This year my husband put LED lights around the front window and they looked so sad and dim that I decided to pull out the sparkle balls. I put them in the garden where they look like giant icy plants during the day...

...and cast a nice warm glow on the snow in the evening. 

Anyone else have Sparkle Balls? How do you display them? Any tips or tricks for making it a pain-free experience?

Find the full tutorial to make your own Sparkle Balls here.

Monday, December 12, 2011

12 Days of Christmas Ornaments - Day 8: Sequin Bulbs

I found this link (via Prudent Baby) on Friday and had to make some of these this weekend! 

All you need is a glass bulb, sequins, and cold water.

I used all the sequins I had at home, but I love how these turned out, so I'll have to buy more sequins the next time I go to the fabric store.

Find the full tutorial by Jenny Bevlin at MadeByGirl.

Friday, December 9, 2011

12 Days of Christmas Ornaments - Day 7: Cardboard Igloo

Today's ornament was inspired by these adorable ornaments from Anthropologie. I love the idea of raiding the recycling bin for craft supplies!

I decided to make an igloo, but really the possibilities are endless with this one.

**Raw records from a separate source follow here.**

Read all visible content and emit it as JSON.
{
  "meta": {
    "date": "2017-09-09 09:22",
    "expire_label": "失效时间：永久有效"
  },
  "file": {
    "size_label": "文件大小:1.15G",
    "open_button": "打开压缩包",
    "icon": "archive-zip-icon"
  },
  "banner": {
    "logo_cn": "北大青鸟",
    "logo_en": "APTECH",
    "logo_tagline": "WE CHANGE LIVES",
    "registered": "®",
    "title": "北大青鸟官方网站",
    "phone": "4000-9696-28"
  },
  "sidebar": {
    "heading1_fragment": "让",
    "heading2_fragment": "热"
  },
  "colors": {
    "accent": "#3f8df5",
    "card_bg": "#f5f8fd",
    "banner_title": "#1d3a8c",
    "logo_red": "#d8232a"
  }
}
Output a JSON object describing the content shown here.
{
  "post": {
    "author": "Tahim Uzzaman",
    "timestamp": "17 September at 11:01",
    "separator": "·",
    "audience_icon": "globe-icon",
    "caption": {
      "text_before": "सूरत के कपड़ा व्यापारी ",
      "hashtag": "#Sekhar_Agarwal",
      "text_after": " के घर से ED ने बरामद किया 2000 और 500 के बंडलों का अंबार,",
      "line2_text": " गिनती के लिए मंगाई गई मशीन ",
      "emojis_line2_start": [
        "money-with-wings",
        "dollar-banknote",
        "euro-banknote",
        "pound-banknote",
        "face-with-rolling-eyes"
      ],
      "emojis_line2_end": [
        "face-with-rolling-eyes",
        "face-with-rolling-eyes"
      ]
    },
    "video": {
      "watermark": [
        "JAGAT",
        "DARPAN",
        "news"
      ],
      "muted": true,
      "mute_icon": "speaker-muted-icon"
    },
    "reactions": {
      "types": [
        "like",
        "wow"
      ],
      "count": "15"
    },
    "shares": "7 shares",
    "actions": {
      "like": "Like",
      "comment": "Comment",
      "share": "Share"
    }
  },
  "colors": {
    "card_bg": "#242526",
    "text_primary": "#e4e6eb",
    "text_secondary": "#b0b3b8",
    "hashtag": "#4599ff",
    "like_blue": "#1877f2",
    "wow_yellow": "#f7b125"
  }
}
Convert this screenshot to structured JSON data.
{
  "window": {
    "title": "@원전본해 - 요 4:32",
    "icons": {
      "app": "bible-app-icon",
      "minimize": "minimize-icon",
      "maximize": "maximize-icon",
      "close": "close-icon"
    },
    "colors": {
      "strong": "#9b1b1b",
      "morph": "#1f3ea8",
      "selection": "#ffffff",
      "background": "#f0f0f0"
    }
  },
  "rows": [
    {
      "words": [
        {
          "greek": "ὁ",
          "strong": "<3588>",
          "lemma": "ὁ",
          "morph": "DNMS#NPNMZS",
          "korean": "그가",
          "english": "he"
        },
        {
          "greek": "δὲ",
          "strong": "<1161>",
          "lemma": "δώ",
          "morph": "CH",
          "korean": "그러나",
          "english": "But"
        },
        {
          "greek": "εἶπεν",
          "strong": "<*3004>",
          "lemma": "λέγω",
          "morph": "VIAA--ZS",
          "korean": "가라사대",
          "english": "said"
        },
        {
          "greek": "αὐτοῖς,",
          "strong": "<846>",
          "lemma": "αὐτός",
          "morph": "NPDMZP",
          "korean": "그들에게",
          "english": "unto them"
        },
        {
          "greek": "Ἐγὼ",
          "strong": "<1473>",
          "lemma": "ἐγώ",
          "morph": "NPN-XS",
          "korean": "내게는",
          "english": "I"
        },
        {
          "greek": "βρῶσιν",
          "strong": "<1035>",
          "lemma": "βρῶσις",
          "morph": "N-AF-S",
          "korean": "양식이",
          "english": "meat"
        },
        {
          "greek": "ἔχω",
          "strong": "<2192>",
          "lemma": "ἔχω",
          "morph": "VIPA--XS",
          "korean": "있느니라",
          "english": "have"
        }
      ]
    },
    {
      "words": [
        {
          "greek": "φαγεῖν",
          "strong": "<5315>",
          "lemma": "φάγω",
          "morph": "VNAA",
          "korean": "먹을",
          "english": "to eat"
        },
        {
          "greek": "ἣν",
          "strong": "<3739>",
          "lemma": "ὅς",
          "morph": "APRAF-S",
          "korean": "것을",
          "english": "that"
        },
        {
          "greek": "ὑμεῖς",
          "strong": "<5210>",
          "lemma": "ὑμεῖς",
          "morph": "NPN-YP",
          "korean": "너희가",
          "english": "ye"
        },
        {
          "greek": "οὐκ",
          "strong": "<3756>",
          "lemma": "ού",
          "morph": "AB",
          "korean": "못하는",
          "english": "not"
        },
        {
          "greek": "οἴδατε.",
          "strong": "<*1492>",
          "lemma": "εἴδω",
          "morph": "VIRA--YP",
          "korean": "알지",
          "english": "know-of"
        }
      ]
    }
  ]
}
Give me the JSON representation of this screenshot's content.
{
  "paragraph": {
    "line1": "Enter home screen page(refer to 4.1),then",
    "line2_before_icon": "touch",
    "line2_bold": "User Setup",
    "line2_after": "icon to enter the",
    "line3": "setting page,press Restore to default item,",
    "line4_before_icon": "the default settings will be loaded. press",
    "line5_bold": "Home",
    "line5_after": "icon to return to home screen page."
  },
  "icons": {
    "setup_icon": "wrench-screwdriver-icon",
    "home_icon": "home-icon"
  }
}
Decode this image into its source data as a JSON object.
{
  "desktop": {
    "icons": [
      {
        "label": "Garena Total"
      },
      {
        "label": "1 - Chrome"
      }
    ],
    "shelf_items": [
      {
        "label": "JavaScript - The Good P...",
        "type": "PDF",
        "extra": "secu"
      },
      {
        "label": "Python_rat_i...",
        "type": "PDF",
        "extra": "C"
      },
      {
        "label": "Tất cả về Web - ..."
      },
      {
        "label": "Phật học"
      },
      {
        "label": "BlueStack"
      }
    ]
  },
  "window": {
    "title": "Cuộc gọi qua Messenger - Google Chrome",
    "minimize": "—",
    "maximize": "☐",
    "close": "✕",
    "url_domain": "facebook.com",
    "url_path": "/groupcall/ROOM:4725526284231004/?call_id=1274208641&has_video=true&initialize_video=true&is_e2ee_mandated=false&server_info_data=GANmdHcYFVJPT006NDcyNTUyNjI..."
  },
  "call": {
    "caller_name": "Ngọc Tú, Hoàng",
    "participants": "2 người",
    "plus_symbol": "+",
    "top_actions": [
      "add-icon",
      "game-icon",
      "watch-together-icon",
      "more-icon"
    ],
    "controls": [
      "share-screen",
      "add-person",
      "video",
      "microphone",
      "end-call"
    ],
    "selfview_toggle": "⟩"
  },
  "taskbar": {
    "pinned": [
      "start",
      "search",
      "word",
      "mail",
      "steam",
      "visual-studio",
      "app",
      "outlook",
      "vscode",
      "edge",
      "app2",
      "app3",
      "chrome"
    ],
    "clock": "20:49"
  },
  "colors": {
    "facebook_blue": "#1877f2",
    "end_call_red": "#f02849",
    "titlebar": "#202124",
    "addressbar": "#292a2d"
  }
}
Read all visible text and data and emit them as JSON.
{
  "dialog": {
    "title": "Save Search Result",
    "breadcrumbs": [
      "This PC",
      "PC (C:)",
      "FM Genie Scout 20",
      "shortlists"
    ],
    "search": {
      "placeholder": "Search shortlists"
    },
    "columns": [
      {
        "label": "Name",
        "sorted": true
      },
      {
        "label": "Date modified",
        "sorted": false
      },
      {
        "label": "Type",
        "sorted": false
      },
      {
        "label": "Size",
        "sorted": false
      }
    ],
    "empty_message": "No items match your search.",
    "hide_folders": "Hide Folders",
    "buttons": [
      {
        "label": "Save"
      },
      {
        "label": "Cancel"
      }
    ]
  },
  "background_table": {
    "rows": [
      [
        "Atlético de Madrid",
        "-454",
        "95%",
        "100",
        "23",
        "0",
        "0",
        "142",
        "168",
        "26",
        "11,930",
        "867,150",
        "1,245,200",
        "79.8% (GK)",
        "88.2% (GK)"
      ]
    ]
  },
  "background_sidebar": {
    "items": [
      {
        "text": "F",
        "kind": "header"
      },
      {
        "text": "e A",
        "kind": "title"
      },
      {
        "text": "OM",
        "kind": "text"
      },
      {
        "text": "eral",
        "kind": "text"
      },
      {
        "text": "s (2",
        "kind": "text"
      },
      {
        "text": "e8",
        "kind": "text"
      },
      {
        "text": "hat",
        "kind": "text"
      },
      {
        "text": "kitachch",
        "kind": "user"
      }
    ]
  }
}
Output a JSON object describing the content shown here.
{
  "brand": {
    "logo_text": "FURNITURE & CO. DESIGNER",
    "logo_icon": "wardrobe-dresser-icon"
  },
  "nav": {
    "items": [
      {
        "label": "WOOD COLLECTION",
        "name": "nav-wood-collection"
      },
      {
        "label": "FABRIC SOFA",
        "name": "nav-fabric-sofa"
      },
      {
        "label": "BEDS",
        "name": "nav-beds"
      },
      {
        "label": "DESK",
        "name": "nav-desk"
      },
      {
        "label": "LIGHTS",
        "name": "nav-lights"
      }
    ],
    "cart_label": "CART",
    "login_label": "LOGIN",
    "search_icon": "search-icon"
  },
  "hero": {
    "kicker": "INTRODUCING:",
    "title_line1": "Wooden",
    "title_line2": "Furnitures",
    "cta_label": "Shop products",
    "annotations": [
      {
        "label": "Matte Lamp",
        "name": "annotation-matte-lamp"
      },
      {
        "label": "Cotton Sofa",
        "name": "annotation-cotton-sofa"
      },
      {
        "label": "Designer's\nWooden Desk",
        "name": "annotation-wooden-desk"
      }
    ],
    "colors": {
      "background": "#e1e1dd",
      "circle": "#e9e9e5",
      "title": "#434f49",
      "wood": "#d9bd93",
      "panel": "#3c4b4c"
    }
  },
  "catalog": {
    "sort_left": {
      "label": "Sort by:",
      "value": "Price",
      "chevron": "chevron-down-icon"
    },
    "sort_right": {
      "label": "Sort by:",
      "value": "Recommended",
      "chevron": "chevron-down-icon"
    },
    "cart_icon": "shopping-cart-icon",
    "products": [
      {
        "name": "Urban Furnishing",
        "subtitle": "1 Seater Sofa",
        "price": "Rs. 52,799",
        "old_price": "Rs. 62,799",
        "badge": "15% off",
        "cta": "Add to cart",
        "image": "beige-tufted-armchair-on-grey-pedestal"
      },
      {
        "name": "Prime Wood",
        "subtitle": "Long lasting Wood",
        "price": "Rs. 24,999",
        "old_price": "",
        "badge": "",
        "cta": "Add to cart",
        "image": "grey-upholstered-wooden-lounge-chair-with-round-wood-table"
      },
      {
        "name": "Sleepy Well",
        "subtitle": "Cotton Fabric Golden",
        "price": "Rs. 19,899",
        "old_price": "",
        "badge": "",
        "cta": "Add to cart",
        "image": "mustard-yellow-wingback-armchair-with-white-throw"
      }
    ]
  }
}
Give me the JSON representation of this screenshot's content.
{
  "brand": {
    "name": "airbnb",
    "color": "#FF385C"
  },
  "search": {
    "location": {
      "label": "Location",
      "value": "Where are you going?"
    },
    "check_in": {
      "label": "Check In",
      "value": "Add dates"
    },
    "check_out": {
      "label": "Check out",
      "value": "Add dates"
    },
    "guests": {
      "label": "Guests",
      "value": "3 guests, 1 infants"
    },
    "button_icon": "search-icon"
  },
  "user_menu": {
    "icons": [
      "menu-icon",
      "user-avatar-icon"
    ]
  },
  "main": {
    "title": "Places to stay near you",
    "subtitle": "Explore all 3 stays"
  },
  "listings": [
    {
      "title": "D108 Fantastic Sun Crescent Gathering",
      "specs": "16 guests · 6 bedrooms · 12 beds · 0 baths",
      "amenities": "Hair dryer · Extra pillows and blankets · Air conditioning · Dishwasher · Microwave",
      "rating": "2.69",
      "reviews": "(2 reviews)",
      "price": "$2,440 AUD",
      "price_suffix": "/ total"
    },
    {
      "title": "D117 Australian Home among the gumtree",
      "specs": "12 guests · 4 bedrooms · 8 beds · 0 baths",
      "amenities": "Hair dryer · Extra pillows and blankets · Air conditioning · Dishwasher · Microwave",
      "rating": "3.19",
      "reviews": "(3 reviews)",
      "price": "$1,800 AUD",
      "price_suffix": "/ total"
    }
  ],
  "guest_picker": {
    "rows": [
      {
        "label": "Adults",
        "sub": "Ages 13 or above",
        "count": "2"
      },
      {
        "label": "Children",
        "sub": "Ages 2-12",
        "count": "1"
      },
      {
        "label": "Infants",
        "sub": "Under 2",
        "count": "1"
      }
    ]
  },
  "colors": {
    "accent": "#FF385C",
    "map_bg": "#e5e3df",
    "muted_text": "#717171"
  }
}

Just dream up something to create and have fun building it! Here's what I did...

1. Start with a cardboard box with thin walls (29 or 32 lbs/in). The cardboard gets hard to work with if it's much thicker than that.

2. Run the pieces over the back of a chair or edge of a table. The cardboard is easier to work with if it's already bent a little.

3. Make the roof of the igloo by cutting one rectangle and two petal shapes. Tape them together.

4. For the walls, cut a long, narrow strip of cardboard and tape the ends together to make a circle. Attach it to the roof using tape. It helps to press on the roof a bit to flatten it before attaching.

5. Once the roof and walls are in place, trace around the base of the igloo and cut just inside the line to make the floor.

6. Cut another strip of cardboard and wrap it into a semi-circle with a flat bottom to make the door. Cut a hole in the side of the igloo big enough to fit the door.

7. Put a line of glue around the edge of the door...

...and fit it into the hole. Attach the floor with glue as well.

8. Starting at the bottom, begin attaching bricks with glue. Once you reach the second level, switch to the modified bricks, slightly overlapping the bricks on the level below. Continue with the modified bricks until you reach the top. Towards the top, you may need to trim the bricks to fit as you go. You can stop once you've put 4 layers of bricks in place and cover the remaining space with a circular top piece.

9. Poke two holes in the top piece and run a string through them. Make a knot underneath and attach to the top of the igloo with glue. Let dry overnight.

10. When the glue is dry, paint and decorate however you wish! It's hard to tell in the photos, but I used a silver luster dust over white paint, which gives the "ice" a slight shimmer. Silver metallic paint or glitter would work too!

I don't have a formal pattern for this one, but I did make some quick sketches along the way that you can download here. It's mainly for reference though, so make sure you trim your pieces as needed to make them fit together!